* Task to carry out *
Check each line of the entries below for the word "loss", and copy out the ones that have it.

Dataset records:
■ ■ ■ ■ ■ ■ ■
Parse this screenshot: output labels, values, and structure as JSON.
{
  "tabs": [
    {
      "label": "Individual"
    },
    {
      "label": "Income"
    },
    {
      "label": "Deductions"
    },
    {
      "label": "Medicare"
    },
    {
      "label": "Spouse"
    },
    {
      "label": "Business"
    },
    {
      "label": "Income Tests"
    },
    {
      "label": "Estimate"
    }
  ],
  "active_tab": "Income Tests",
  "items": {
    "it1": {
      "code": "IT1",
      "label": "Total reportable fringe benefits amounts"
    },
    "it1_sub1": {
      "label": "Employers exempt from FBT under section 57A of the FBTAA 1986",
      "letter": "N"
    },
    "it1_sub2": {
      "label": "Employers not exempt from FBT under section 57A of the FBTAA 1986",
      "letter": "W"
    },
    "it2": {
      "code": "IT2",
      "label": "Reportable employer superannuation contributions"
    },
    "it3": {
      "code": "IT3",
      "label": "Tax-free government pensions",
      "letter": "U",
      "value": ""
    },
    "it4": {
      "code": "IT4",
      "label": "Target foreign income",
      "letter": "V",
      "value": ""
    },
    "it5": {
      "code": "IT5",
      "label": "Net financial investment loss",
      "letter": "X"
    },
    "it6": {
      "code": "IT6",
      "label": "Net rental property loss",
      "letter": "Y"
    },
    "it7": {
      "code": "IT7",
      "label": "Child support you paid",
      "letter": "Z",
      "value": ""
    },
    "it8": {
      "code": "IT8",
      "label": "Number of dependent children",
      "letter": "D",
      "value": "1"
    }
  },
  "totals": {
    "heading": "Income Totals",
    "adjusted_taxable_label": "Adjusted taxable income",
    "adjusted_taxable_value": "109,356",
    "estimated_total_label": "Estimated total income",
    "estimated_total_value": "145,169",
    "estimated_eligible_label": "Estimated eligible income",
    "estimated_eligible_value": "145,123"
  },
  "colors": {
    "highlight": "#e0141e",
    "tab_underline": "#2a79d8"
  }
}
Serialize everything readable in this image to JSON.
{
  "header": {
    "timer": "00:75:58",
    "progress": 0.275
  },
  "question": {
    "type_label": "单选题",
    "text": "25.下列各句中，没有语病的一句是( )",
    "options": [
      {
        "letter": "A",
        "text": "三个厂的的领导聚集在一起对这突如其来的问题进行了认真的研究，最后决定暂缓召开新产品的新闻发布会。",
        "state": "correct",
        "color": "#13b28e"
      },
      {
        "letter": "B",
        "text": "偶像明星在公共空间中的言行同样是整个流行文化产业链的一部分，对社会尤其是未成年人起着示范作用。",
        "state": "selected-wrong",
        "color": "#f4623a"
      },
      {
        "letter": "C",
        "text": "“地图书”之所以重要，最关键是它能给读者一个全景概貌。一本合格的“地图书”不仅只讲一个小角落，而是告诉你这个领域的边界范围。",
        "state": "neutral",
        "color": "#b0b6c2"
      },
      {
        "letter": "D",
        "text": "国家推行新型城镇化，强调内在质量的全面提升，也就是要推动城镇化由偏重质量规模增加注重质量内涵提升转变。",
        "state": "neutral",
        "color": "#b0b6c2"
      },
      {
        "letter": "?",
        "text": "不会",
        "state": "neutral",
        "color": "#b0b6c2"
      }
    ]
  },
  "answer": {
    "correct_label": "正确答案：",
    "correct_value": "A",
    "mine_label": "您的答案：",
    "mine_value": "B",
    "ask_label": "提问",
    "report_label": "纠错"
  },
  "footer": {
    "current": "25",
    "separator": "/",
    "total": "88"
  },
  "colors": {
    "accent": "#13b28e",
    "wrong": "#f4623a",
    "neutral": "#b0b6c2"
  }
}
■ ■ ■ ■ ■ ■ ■
* Answer section *
      "label": "Net financial investment loss",
      "label": "Net rental property loss",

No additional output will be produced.